In conclusion, the episode does one of the best declarations they can do that “depression is not a weakness,” and that it can be presented as many forms, leaving behind the stereotype of the depressed patient constantly crying and being sad. 

Cons –

Despite its reasonable efforts, the episode fails in three main aspects. Firstly, on representing a broader range of gender, class, and race. Is yet again presented by a white male of an upper-high class. Secondly, while depression does have a medication treatment that can be effective, usually selective serotonin reuptake inhibitors, Mr. Dietrick is experiencing suicide thoughts due to the fact that he stopped taking his anti-depressant medication which leads to the idea of what Stephen Harper (2009: 103) defines as “equilibrium-breakdown-recovery” and forgetting other aspects of recovery such as one on one therapy, group support, etc. and lastly, while depression is closely linked to suicide so are other illnesses such as bipolar disorder, PSTD, substance consumption i.e. drugs or alcohol, etc. (Estrada 2016). Suicide is a more complex and multifactorial phenomenon that the show represents.

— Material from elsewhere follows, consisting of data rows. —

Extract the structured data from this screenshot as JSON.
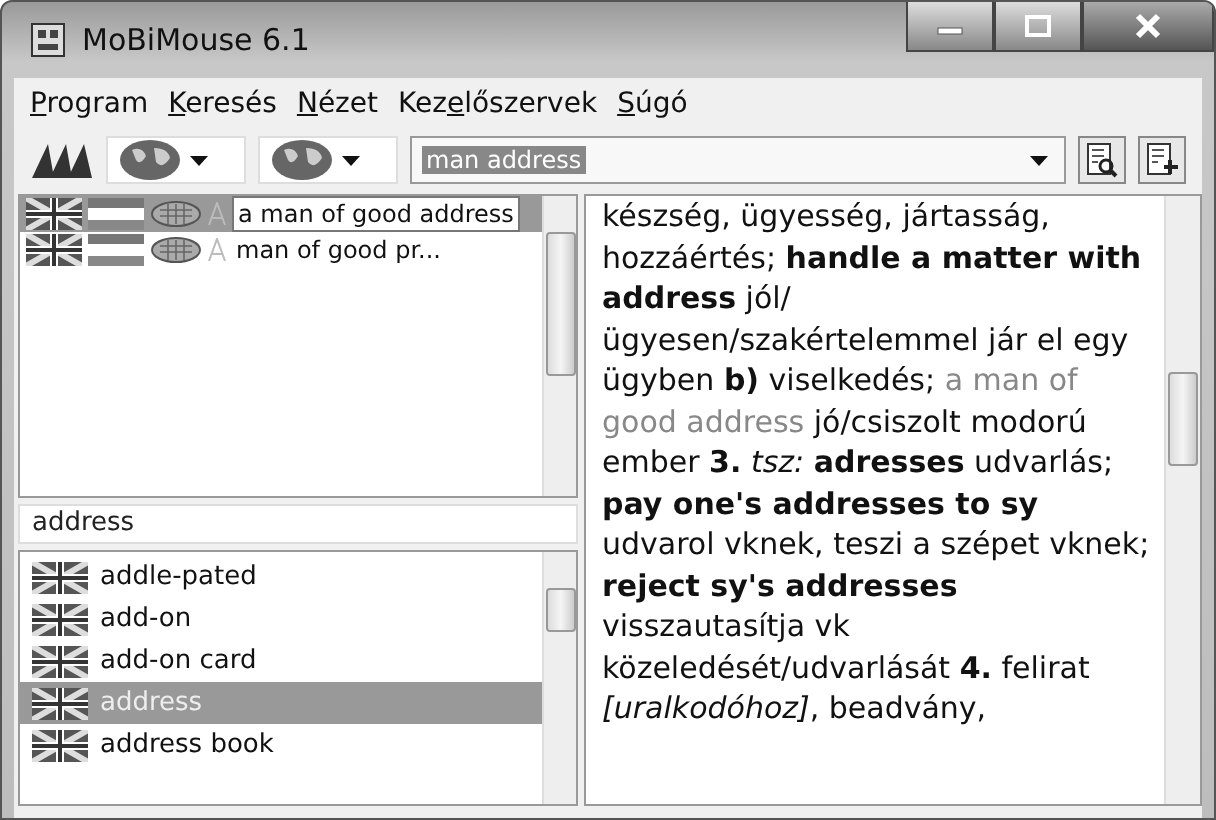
{
  "window": {
    "title": "MoBiMouse 6.1"
  },
  "menu": [
    {
      "key": "P",
      "after": "rogram"
    },
    {
      "key": "K",
      "after": "eresés"
    },
    {
      "key": "N",
      "after": "ézet"
    },
    {
      "before": "Kez",
      "key": "e",
      "after": "lőszervek"
    },
    {
      "key": "S",
      "after": "úgó"
    }
  ],
  "search": {
    "value": "man address"
  },
  "results": [
    {
      "text": "a man of good address",
      "selected": true,
      "tooltip": true
    },
    {
      "text": "man of good pr...",
      "selected": false,
      "tooltip": false
    }
  ],
  "word_search": {
    "value": "address"
  },
  "words": [
    {
      "text": "addle-pated",
      "selected": false
    },
    {
      "text": "add-on",
      "selected": false
    },
    {
      "text": "add-on card",
      "selected": false
    },
    {
      "text": "address",
      "selected": true
    },
    {
      "text": "address book",
      "selected": false
    }
  ],
  "article": [
    {
      "kind": "text",
      "text": "készség, ügyesség, jártasság, hozzáértés; **handle a matter with address** jól/ügyesen/szakértelemmel jár el egy ügyben **b)** viselkedés; "
    },
    {
      "kind": "example",
      "text": "a man of good address"
    },
    {
      "kind": "text",
      "text": " jó/csiszolt modorú ember **3.** *tsz:* **adresses** udvarlás; **pay one's addresses to sy** udvarol vknek, teszi a szépet vknek; **reject sy's addresses** visszautasítja vk közeledését/udvarlását **4.** felirat *[uralkodóhoz]*, beadvány,"
    }
  ]
}
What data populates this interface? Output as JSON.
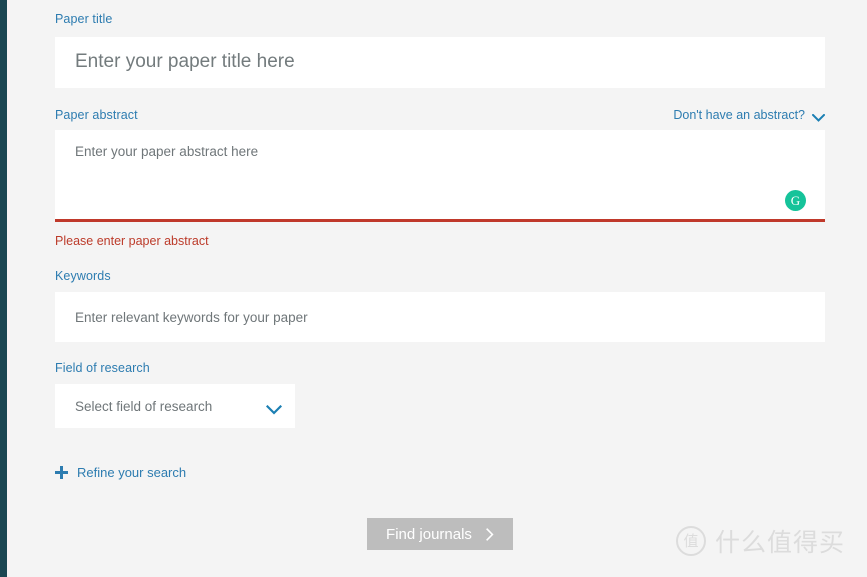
{
  "theme": {
    "background": "#f4f4f4",
    "rail_color": "#1a4752",
    "label_color": "#2d7cb0",
    "error_color": "#bc3b2a",
    "accent_green": "#15c39a",
    "button_disabled": "#bdbdbd"
  },
  "form": {
    "paper_title": {
      "label": "Paper title",
      "placeholder": "Enter your paper title here",
      "value": ""
    },
    "paper_abstract": {
      "label": "Paper abstract",
      "placeholder": "Enter your paper abstract here",
      "value": "",
      "helper_link": "Don't have an abstract?",
      "error": "Please enter paper abstract",
      "grammarly_badge": "G"
    },
    "keywords": {
      "label": "Keywords",
      "placeholder": "Enter relevant keywords for your paper",
      "value": ""
    },
    "field_of_research": {
      "label": "Field of research",
      "placeholder": "Select field of research",
      "selected": "Select field of research"
    },
    "refine": {
      "label": "Refine your search"
    },
    "submit": {
      "label": "Find journals"
    }
  },
  "watermark": {
    "mark": "值",
    "text": "什么值得买"
  }
}
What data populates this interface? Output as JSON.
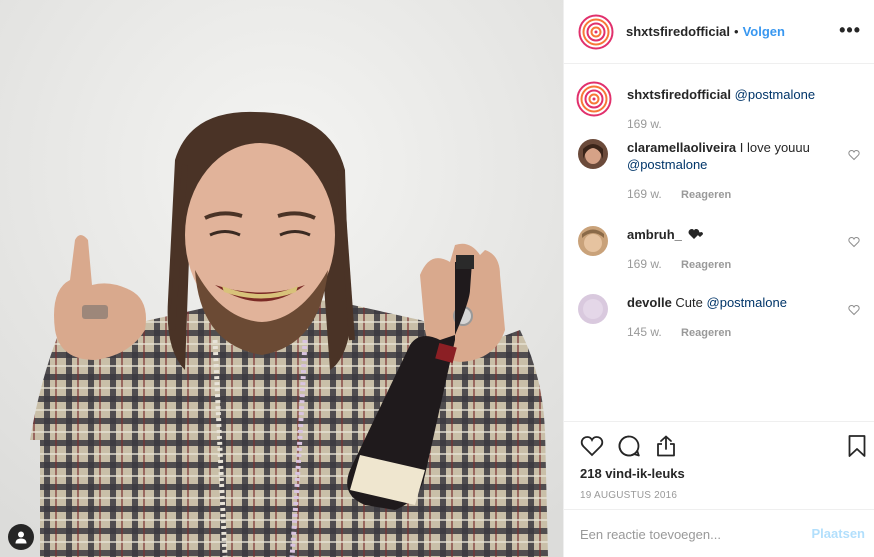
{
  "post": {
    "photo_alt": "",
    "author": "shxtsfiredofficial",
    "separator": "•",
    "follow_label": "Volgen",
    "more_icon": "more-horizontal-icon",
    "caption": {
      "user": "shxtsfiredofficial",
      "text": "@postmalone",
      "time": "169 w."
    },
    "comments": [
      {
        "user": "claramellaoliveira",
        "text": "I love youuu",
        "mention": "@postmalone",
        "time": "169 w.",
        "reply_label": "Reageren",
        "avatar_color": "#6b4a3a"
      },
      {
        "user": "ambruh_",
        "text": "",
        "emoji": "black-heart-icon",
        "mention": "",
        "time": "169 w.",
        "reply_label": "Reageren",
        "avatar_color": "#c9a27a"
      },
      {
        "user": "devolle",
        "text": "Cute",
        "mention": "@postmalone",
        "time": "145 w.",
        "reply_label": "Reageren",
        "avatar_color": "#d9c9de"
      }
    ],
    "likes": "218 vind-ik-leuks",
    "date": "19 AUGUSTUS 2016",
    "comment_placeholder": "Een reactie toevoegen...",
    "post_label": "Plaatsen"
  },
  "colors": {
    "accent": "#3897f0",
    "mention": "#003569",
    "muted": "#999999",
    "post_disabled": "#b2dffc"
  }
}
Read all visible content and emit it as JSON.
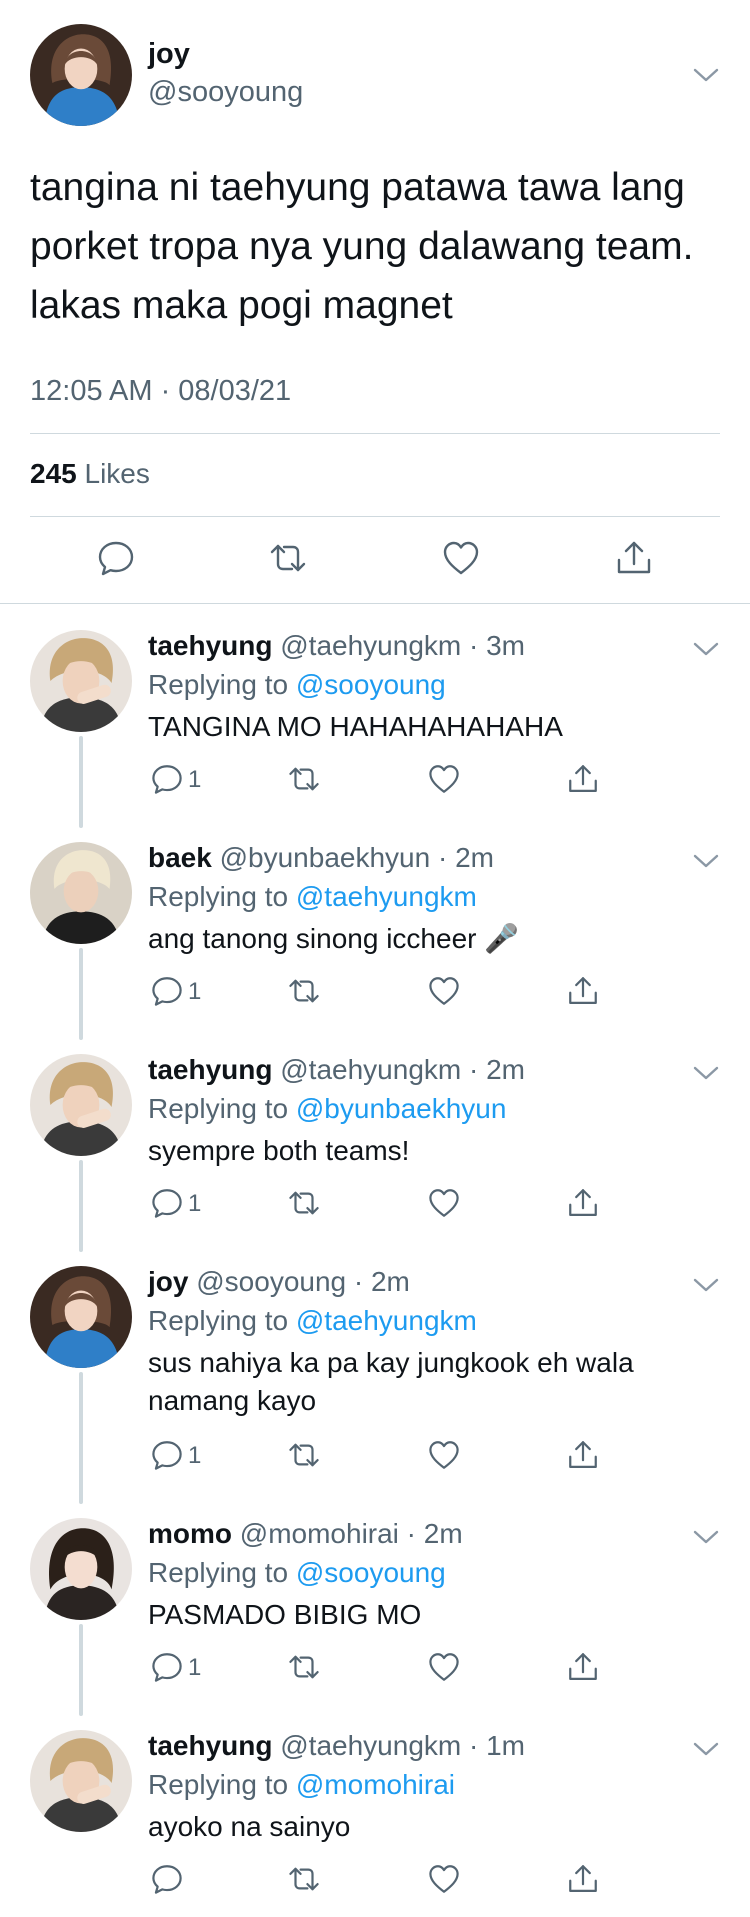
{
  "main_tweet": {
    "name": "joy",
    "handle": "@sooyoung",
    "text_lines": [
      "tangina ni taehyung patawa tawa lang",
      "porket tropa nya yung dalawang team.",
      "lakas maka pogi magnet"
    ],
    "timestamp": "12:05 AM · 08/03/21",
    "likes_count": "245",
    "likes_label": "Likes"
  },
  "replies": [
    {
      "name": "taehyung",
      "meta": " @taehyungkm · 3m",
      "replying_prefix": "Replying to ",
      "replying_to": "@sooyoung",
      "text": "TANGINA MO HAHAHAHAHAHA",
      "reply_count": "1"
    },
    {
      "name": "baek",
      "meta": " @byunbaekhyun · 2m",
      "replying_prefix": "Replying to ",
      "replying_to": "@taehyungkm",
      "text": "ang tanong sinong iccheer 🎤",
      "reply_count": "1"
    },
    {
      "name": "taehyung",
      "meta": " @taehyungkm · 2m",
      "replying_prefix": "Replying to ",
      "replying_to": "@byunbaekhyun",
      "text": "syempre both teams!",
      "reply_count": "1"
    },
    {
      "name": "joy",
      "meta": " @sooyoung · 2m",
      "replying_prefix": "Replying to ",
      "replying_to": "@taehyungkm",
      "text": "sus nahiya ka pa kay jungkook eh wala namang kayo",
      "reply_count": "1"
    },
    {
      "name": "momo",
      "meta": " @momohirai · 2m",
      "replying_prefix": "Replying to ",
      "replying_to": "@sooyoung",
      "text": "PASMADO BIBIG MO",
      "reply_count": "1"
    },
    {
      "name": "taehyung",
      "meta": " @taehyungkm · 1m",
      "replying_prefix": "Replying to ",
      "replying_to": "@momohirai",
      "text": "ayoko na sainyo",
      "reply_count": ""
    }
  ],
  "icons": {
    "reply": "reply-icon",
    "retweet": "retweet-icon",
    "like": "heart-icon",
    "share": "share-icon",
    "more": "chevron-down-icon"
  },
  "colors": {
    "text": "#0f1419",
    "secondary": "#536471",
    "link": "#1d9bf0",
    "divider": "#cfd9de"
  }
}
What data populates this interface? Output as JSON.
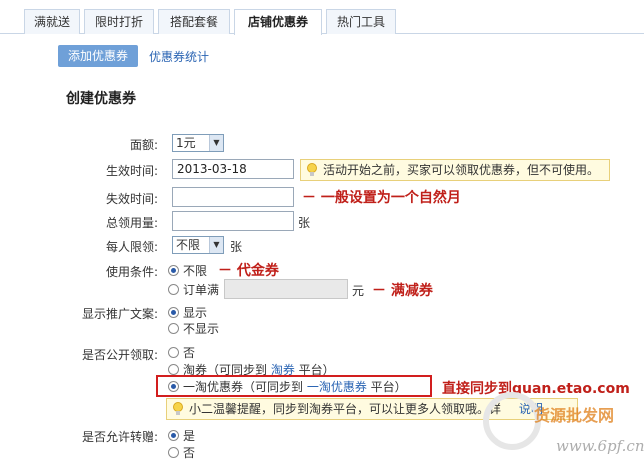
{
  "tabs": [
    "满就送",
    "限时打折",
    "搭配套餐",
    "店铺优惠券",
    "热门工具"
  ],
  "active_tab": "店铺优惠券",
  "subnav": {
    "active": "添加优惠券",
    "link": "优惠券统计"
  },
  "section_title": "创建优惠券",
  "form": {
    "face_value": {
      "label": "面额:",
      "value": "1元"
    },
    "start_time": {
      "label": "生效时间:",
      "value": "2013-03-18",
      "tip": "活动开始之前，买家可以领取优惠券，但不可使用。"
    },
    "end_time": {
      "label": "失效时间:",
      "value": ""
    },
    "total": {
      "label": "总领用量:",
      "value": "",
      "unit": "张"
    },
    "per_person": {
      "label": "每人限领:",
      "value": "不限",
      "unit": "张"
    },
    "condition": {
      "label": "使用条件:",
      "opt1": "不限",
      "opt2_prefix": "订单满",
      "opt2_unit": "元"
    },
    "promo_text": {
      "label": "显示推广文案:",
      "opt1": "显示",
      "opt2": "不显示"
    },
    "public": {
      "label": "是否公开领取:",
      "opt1": "否",
      "opt2_pre": "淘券（可同步到 ",
      "opt2_link": "淘券",
      "opt2_post": " 平台）",
      "opt3_pre": "一淘优惠券（可同步到 ",
      "opt3_link": "一淘优惠券",
      "opt3_post": " 平台）",
      "tip": "小二温馨提醒，同步到淘券平台，可以让更多人领取哦。详",
      "tip_link": "说明"
    },
    "transfer": {
      "label": "是否允许转赠:",
      "opt1": "是",
      "opt2": "否"
    }
  },
  "annotations": {
    "end_time": "－ 一般设置为一个自然月",
    "no_limit": "－ 代金券",
    "order_min": "－ 满减券",
    "sync": "直接同步到quan.etao.com"
  },
  "watermark": {
    "text": "货源批发网",
    "url": "www.6pf.cn"
  },
  "colors": {
    "annotation": "#c0201a",
    "link": "#2a64b3",
    "subnav_active": "#6fa0d8"
  }
}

Estrada-Rangil, Oriol. 2016. “Olive Kitteridge y la depresión”. In La medicina en las series de televisión edited by Toni de la Torre,  111-118. Barcelona:Cuadernos de la Fundación Dr. Antonio Esteve.

Harper, Stephen. 2009. Madness, Power and the Media. Class Gender and Race in Popular Representations of Mental Distress. UK: Palgrave Macmillan.

[1] Edutainment can be defined as the process of entertaining people at the same time as you are teaching them something through different mediums such as television series.